It happened at a Jonas Brothers concert. One minute I was singing along to "Year 3000," feeling my happiness beginning, and the next I was in the bathroom trying not to throw up. My stomach hurt the entire ride home, and I remember thinking I must have eaten something weird or maybe I was getting sick. A week later, on a flight to Los Angeles to visit my brother, I started to feel sick again, and this time, my symptoms didn't let up the entire trip.
After forgetting to take my nighttime pills for a couple days — including the 30 billion colony forming units (CFUs) of probiotics I had recently started taking to help my IBS — I started feeling better. That's when I realized the two might be connected. Is it possible to take too many probiotics? And what exactly are the side effects? I talked to a gastroenterologist to find out more.
Can You Take Too Many Probiotics?
"Yes, it is possible to take too much probiotics," Niket Sonpal, MD, a board-certified internist and gastroenterologist in New York City, told POPSUGAR. "Probiotics help the stomach maintain a balance between good and bad bacteria. Taking too many probiotics can throw off that balance and lead to uncomfortable side effects like gas, bloating, and diarrhea." This is exactly how I felt at that concert and during my trip to LA. The symptoms ranged from annoying to downright miserable.
"When there is too much good bacteria in the gut, the body's digestive system becomes overwhelmed," Dr. Sonpal explained. "Every time a person eats food, the microorganisms race to digest it and produce gas as a byproduct. This excess gas is what leads to feeling nauseous, bloated, and sick. Lowering the number of probiotics you consume can help the microbiome in the body become balanced again and lessen the adverse effects of too much good bacteria."
How Many Probiotics Should I Take a Day?
I figured the more good bacteria in my gut, the better, which is why I went from never taking probiotics to downing 30 billion CFUs a day. However, the National Institutes of Health notes that many doses range from one billion to 10 billion CFUs for adults.
"There is no exact amount of probiotics a person should take a day, as every person's gut is different," Dr. Sonpal said. "However, it is advised to avoid taking more than 10 to 20 billion colony forming units as that is usually the maximum amount a person can handle per day."
He added that, if you eat a diet full of probiotic-rich foods like yogurt, fermented vegetables, or kombucha, it may be beneficial to lower the number of probiotics you take in supplement form. There's one notable exception. "Antibiotics harm the good bacteria in our gut as well as the bad bacteria causing [an] infection," Dr. Sonpal said. "So upping the number of probiotics you take per day will likely help maintain a balanced gut when on antibiotics."

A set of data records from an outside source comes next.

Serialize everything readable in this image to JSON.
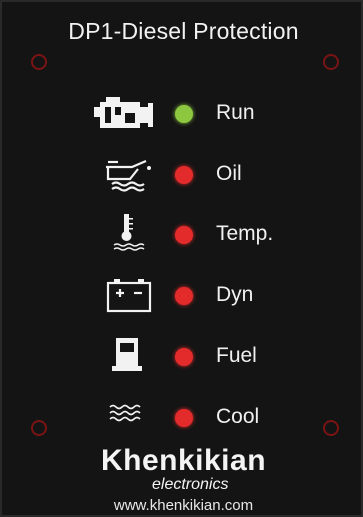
{
  "panel": {
    "title": "DP1-Diesel Protection",
    "background": "#141414",
    "indicators": [
      {
        "label": "Run",
        "icon": "engine-icon",
        "led_color": "#8dc63f"
      },
      {
        "label": "Oil",
        "icon": "oil-can-icon",
        "led_color": "#e42b2b"
      },
      {
        "label": "Temp.",
        "icon": "thermometer-icon",
        "led_color": "#e42b2b"
      },
      {
        "label": "Dyn",
        "icon": "battery-icon",
        "led_color": "#e42b2b"
      },
      {
        "label": "Fuel",
        "icon": "fuel-pump-icon",
        "led_color": "#e42b2b"
      },
      {
        "label": "Cool",
        "icon": "coolant-icon",
        "led_color": "#e42b2b"
      }
    ]
  },
  "brand": {
    "name": "Khenkikian",
    "sub": "electronics",
    "url": "www.khenkikian.com"
  }
}
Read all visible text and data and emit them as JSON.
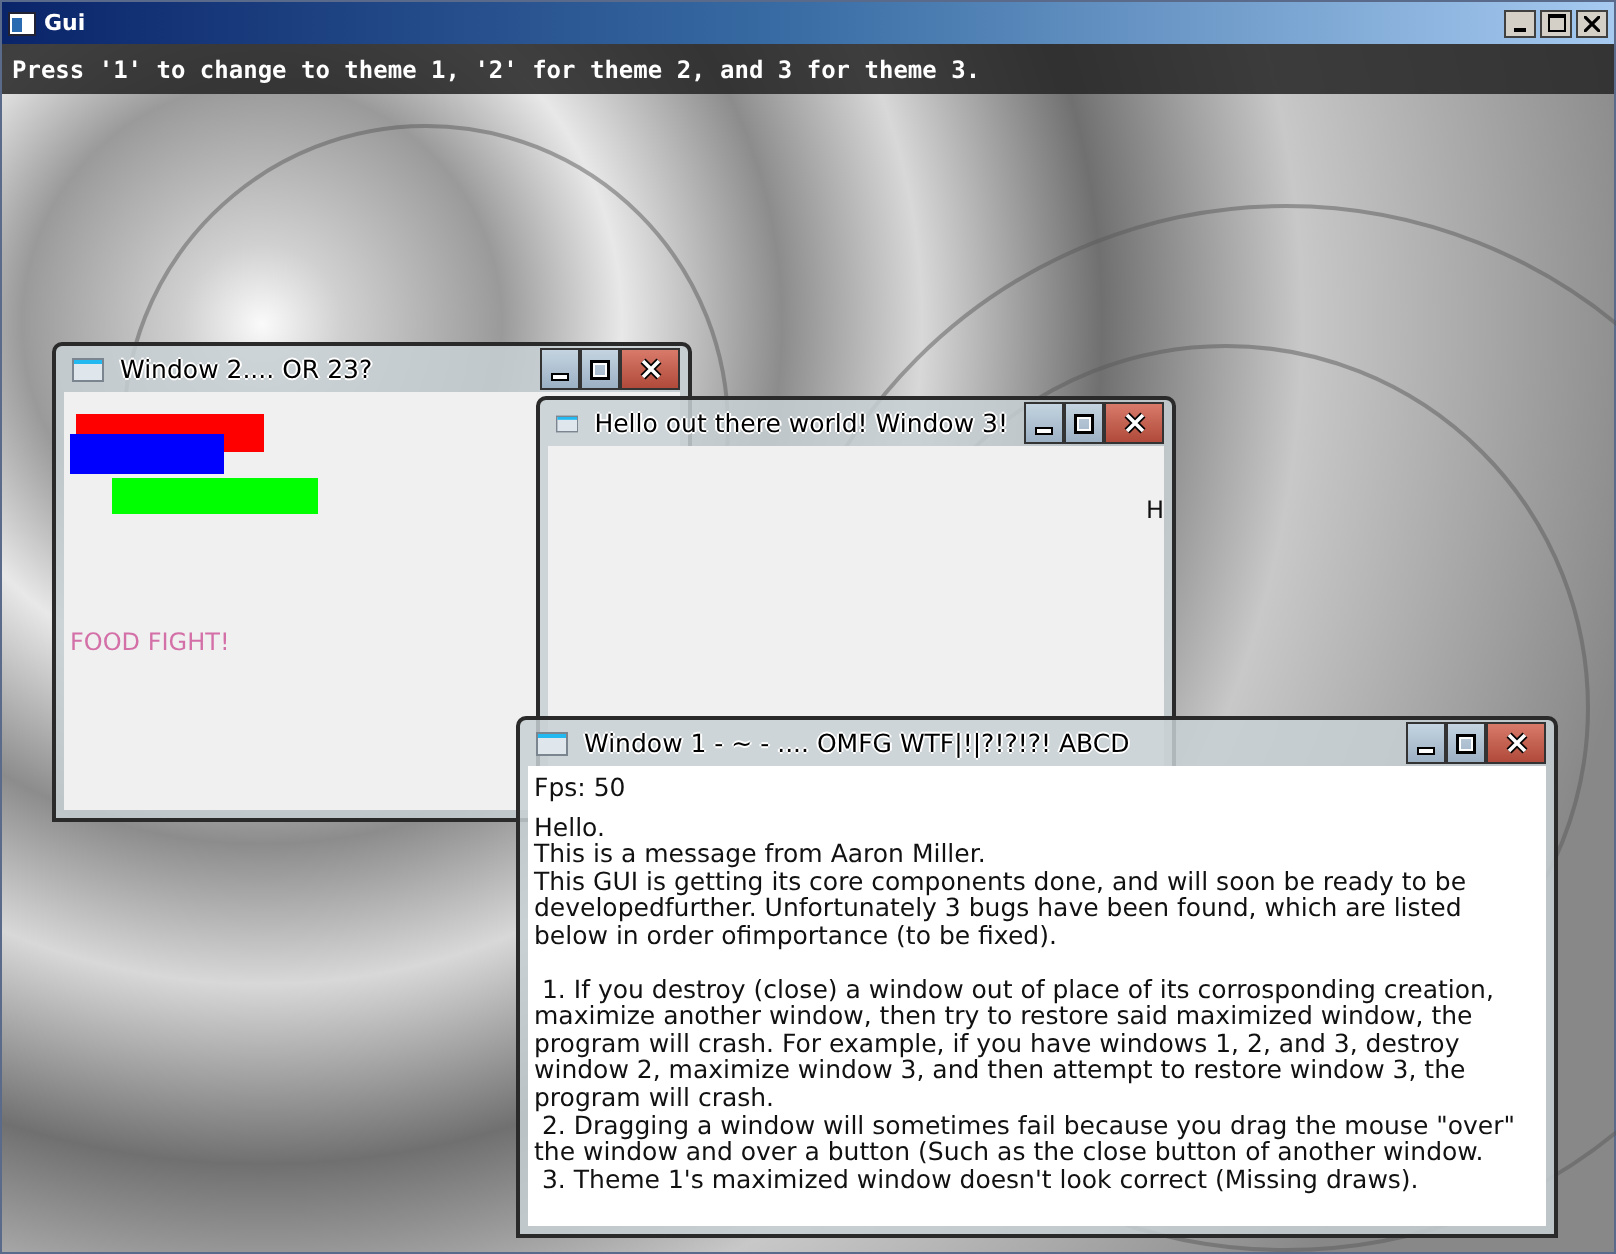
{
  "window": {
    "title": "Gui"
  },
  "banner": {
    "text": "Press '1' to change to theme 1, '2' for theme 2, and 3 for theme 3."
  },
  "windows": [
    {
      "kind": "shapes",
      "title": "Window 2.... OR 23?",
      "shapes": [
        {
          "color": "#ff0000"
        },
        {
          "color": "#0000ff"
        },
        {
          "color": "#00ff00"
        }
      ],
      "text": "FOOD FIGHT!"
    },
    {
      "kind": "blank",
      "title": "Hello out there world! Window 3!",
      "edge_text": "H"
    },
    {
      "kind": "text",
      "title": "Window 1 - ~ - .... OMFG WTF|!|?!?!?! ABCD",
      "fps": "Fps: 50",
      "paragraphs": [
        "Hello.",
        "This is a message from Aaron Miller.",
        "This GUI is getting its core components done, and will soon be ready to be developedfurther. Unfortunately 3 bugs have been found, which are listed below in order ofimportance (to be fixed).",
        " 1. If you destroy (close) a window out of place of its corrosponding creation, maximize another window, then try to restore said maximized window, the program will crash. For example, if you have windows 1, 2, and 3, destroy window 2, maximize window 3, and then attempt to restore window 3, the program will crash.",
        " 2. Dragging a window will sometimes fail because you drag the mouse \"over\" the window and over a button (Such as the close button of another window.",
        " 3. Theme 1's maximized window doesn't look correct (Missing draws)."
      ]
    }
  ]
}
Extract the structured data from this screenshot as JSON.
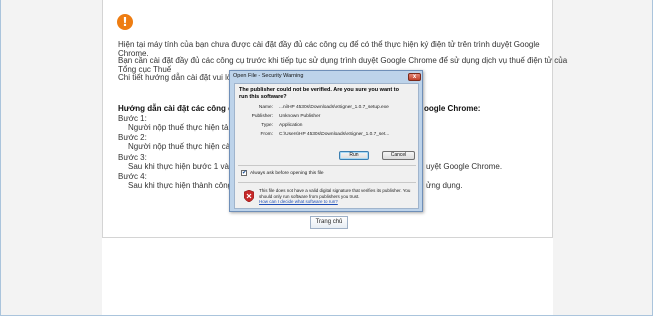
{
  "page": {
    "text_lines": [
      "Hiện tại máy tính của bạn chưa được cài đặt đầy đủ các công cụ để có thể thực hiện ký điện tử trên trình duyệt Google",
      "Chrome.",
      "Bạn cần cài đặt đầy đủ các công cụ trước khi tiếp tục sử dụng trình duyệt Google Chrome để sử dụng dịch vụ thuế điện tử của",
      "Tổng cục Thuế",
      "Chi tiết hướng dẫn cài đặt vui lòng"
    ],
    "guide_heading_left": "Hướng dẫn cài đặt các công cụ",
    "guide_heading_right": "oogle Chrome:",
    "steps": [
      {
        "label": "Bước 1:",
        "text": "Người nộp thuế thực hiện tải v"
      },
      {
        "label": "Bước 2:",
        "text": "Người nộp thuế thực hiện cài đ"
      },
      {
        "label": "Bước 3:",
        "text": "Sau khi thực hiện bước 1 và 2",
        "text_right": "uyệt Google Chrome."
      },
      {
        "label": "Bước 4:",
        "text": "Sau khi thực hiện thành công",
        "text_right": "ửng dụng."
      }
    ],
    "home_button": "Trang chủ"
  },
  "dialog": {
    "title": "Open File - Security Warning",
    "close_label": "x",
    "heading": "The publisher could not be verified.  Are you sure you want to run this software?",
    "rows": [
      {
        "label": "Name:",
        "value": "...ni\\HP 4530s\\Downloads\\eSigner_1.0.7_setup.exe"
      },
      {
        "label": "Publisher:",
        "value": "Unknown Publisher"
      },
      {
        "label": "Type:",
        "value": "Application"
      },
      {
        "label": "From:",
        "value": "C:\\Users\\HP 4530s\\Downloads\\eSigner_1.0.7_set..."
      }
    ],
    "run_button": "Run",
    "cancel_button": "Cancel",
    "checkbox_label": "Always ask before opening this file",
    "checkbox_checked": "✔",
    "warning_text": "This file does not have a valid digital signature that verifies its publisher.  You should only run software from publishers you trust.",
    "warning_link": "How can I decide what software to run?"
  },
  "colors": {
    "warning_orange": "#ee7d12",
    "dialog_frame": "#bdd3ea",
    "shield_red": "#c62828"
  }
}
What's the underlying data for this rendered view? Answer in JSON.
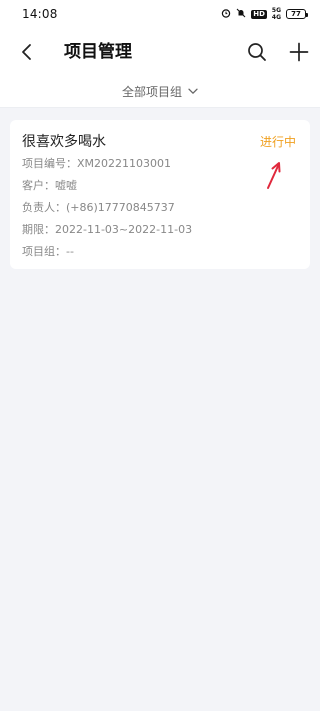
{
  "status_bar": {
    "time": "14:08",
    "hd": "HD",
    "signal_top": "5G",
    "signal_bottom": "4G",
    "battery": "77"
  },
  "header": {
    "title": "项目管理"
  },
  "filter": {
    "label": "全部项目组"
  },
  "project": {
    "title": "很喜欢多喝水",
    "status": "进行中",
    "status_color": "#f0a020",
    "rows": [
      {
        "label": "项目编号：",
        "value": "XM20221103001"
      },
      {
        "label": "客户：",
        "value": "嘘嘘"
      },
      {
        "label": "负责人：",
        "value": "(+86)17770845737"
      },
      {
        "label": "期限：",
        "value": "2022-11-03~2022-11-03"
      },
      {
        "label": "项目组：",
        "value": "--"
      }
    ]
  },
  "colors": {
    "background": "#f3f4f8",
    "card": "#ffffff",
    "annotation_arrow": "#e0283c"
  }
}
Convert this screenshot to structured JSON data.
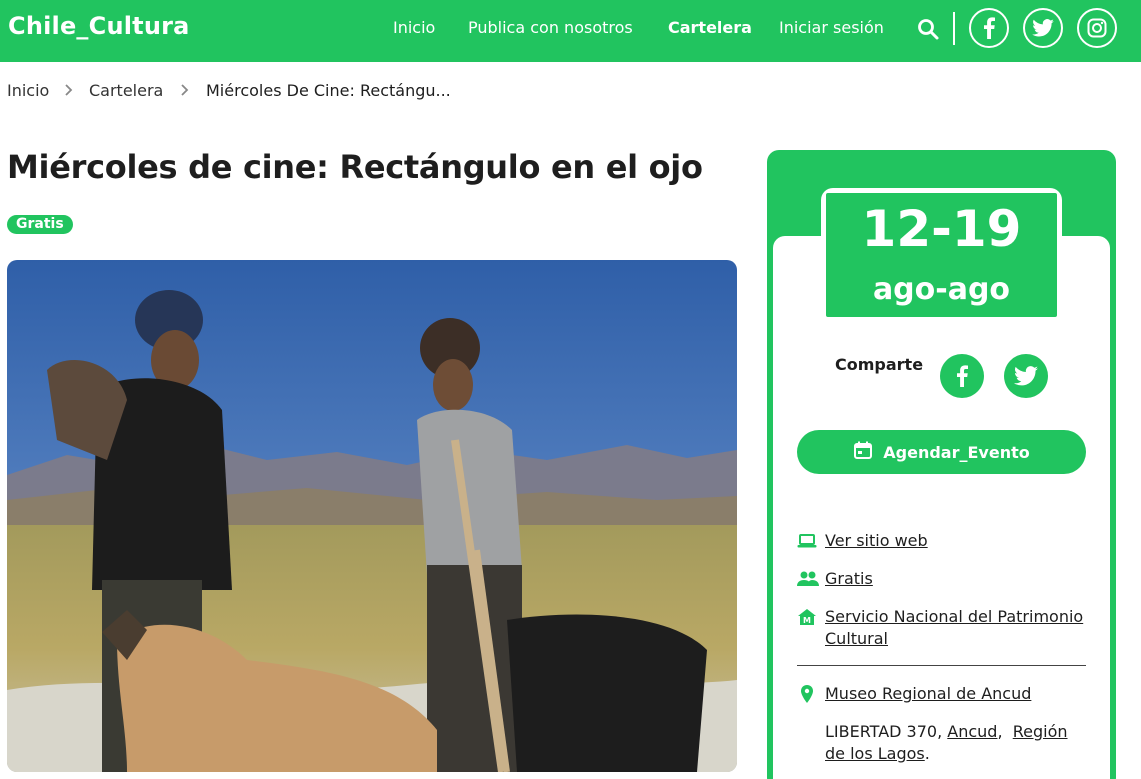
{
  "header": {
    "logo": "Chile_Cultura",
    "nav": [
      {
        "label": "Inicio"
      },
      {
        "label": "Publica con nosotros"
      },
      {
        "label": "Cartelera",
        "active": true
      },
      {
        "label": "Iniciar sesión"
      }
    ],
    "icons": [
      "search-icon",
      "facebook-icon",
      "twitter-icon",
      "instagram-icon"
    ]
  },
  "breadcrumb": [
    "Inicio",
    "Cartelera",
    "Miércoles De Cine: Rectángu..."
  ],
  "event": {
    "title": "Miércoles de cine: Rectángulo en el ojo",
    "tag": "Gratis",
    "date_days": "12-19",
    "date_months": "ago-ago"
  },
  "sidebar": {
    "share_label": "Comparte",
    "agendar_label": "Agendar_Evento",
    "links": {
      "web": "Ver sitio web",
      "price": "Gratis",
      "organizer": "Servicio Nacional del Patrimonio Cultural",
      "venue": "Museo Regional de Ancud"
    },
    "address": {
      "street": "LIBERTAD 370,",
      "city": "Ancud",
      "region": "Región de los Lagos"
    }
  },
  "colors": {
    "brand_green": "#21c45f",
    "text": "#1e1e1e"
  }
}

For regular use, it can take about one to two weeks to get acclimated to a lower dose of probiotics, Dr. Sonpal explained — at that point, you can decide whether or not to move up. "If you feel improvement in your stomach, then you can try to take a higher dosage," he said. "However, if you feel bloated, nauseous, gassy, or are having diarrhea, then you likely need to decrease the number of colony forming units you take per day."
When Should I Talk to a Doctor?
If you have consistent stomach pain, talk to your doctor about it. "Probiotics can definitely help ease symptoms of stomach issues like diarrhea and cramping," Dr. Sonpal told POPSUGAR. "However, probiotic supplements should not replace going to a medical professional for intense abdominal pain or daily stomach problems. If you feel your daily life is being negatively affected by your stomach, it is advised to make an appointment with a gastroenterologist for a diagnosis and treatment plan."
I'm now taking five billion CFUs of probiotics a day, which helped my stomach feel much better after only a week. This change drastically improved my quality of life, as I was able to enjoy meals and daily activities again. (I can't wait to go to the Jo Bros' Remember This Tour to redo that concert experience.) If you think you're taking too high of a dose of probiotics, stop and talk to your doctor. You don't have to live with dreadful stomach pain!